Page and application data records
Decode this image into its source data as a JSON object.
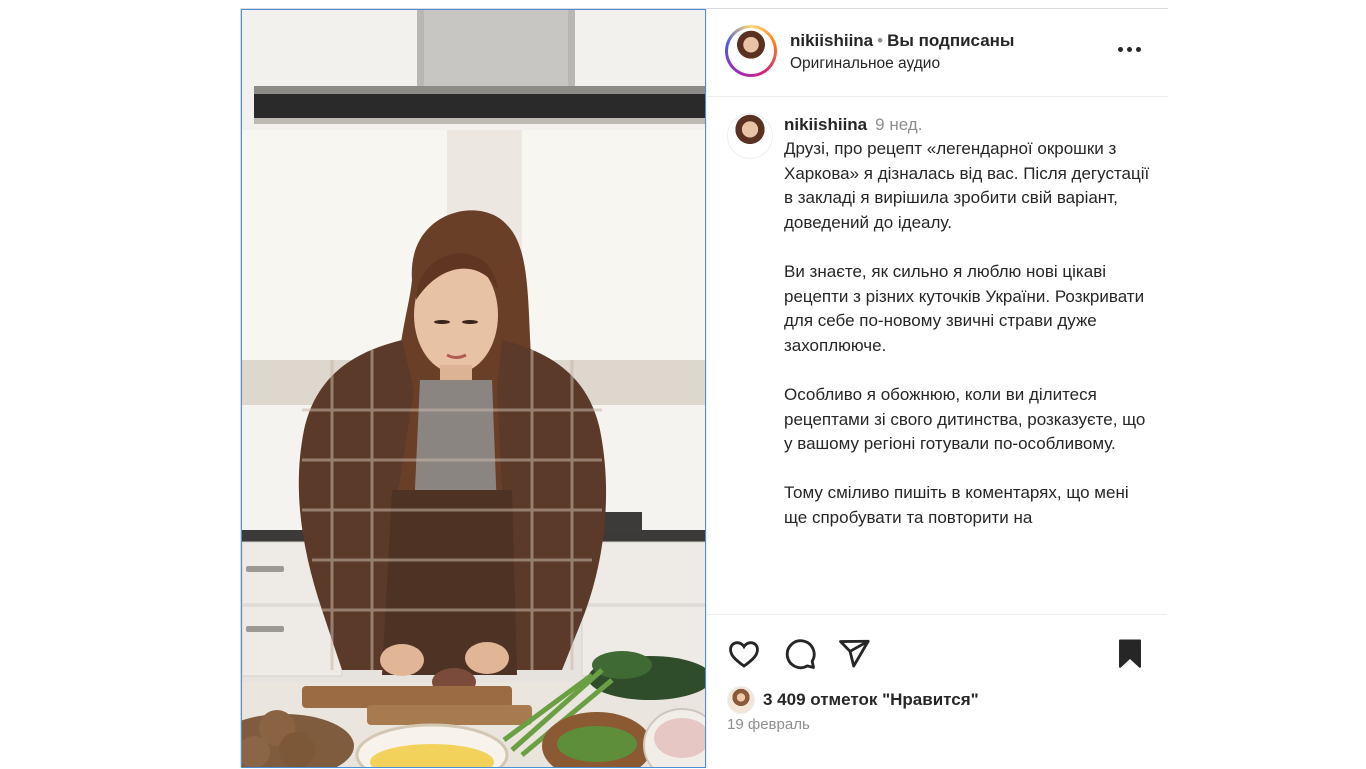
{
  "post": {
    "username": "nikiishiina",
    "follow_status": "Вы подписаны",
    "audio_label": "Оригинальное аудио",
    "caption": {
      "author": "nikiishiina",
      "time_ago": "9 нед.",
      "paragraphs": [
        "Друзі, про рецепт «легендарної окрошки з Харкова» я дізналась від вас. Після дегустації в закладі я вирішила зробити свій варіант, доведений до ідеалу.",
        "Ви знаєте, як сильно я люблю нові цікаві рецепти з різних куточків України. Розкривати для себе по-новому звичні страви дуже захоплююче.",
        "Особливо я обожнюю, коли ви ділитеся рецептами зі свого дитинства, розказуєте, що у вашому регіоні готували по-особливому.",
        "Тому сміливо пишіть в коментарях, що мені ще спробувати та повторити на"
      ]
    },
    "likes_text": "3 409 отметок \"Нравится\"",
    "date": "19 февраль"
  },
  "icons": {
    "more": "more-icon",
    "like": "heart-icon",
    "comment": "comment-icon",
    "share": "paper-plane-icon",
    "save": "bookmark-icon"
  },
  "colors": {
    "text": "#262626",
    "secondary": "#8e8e8e",
    "border": "#dbdbdb"
  }
}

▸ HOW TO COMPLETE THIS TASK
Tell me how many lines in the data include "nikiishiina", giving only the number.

▸ SOLUTION TO THIS PROBLEM
2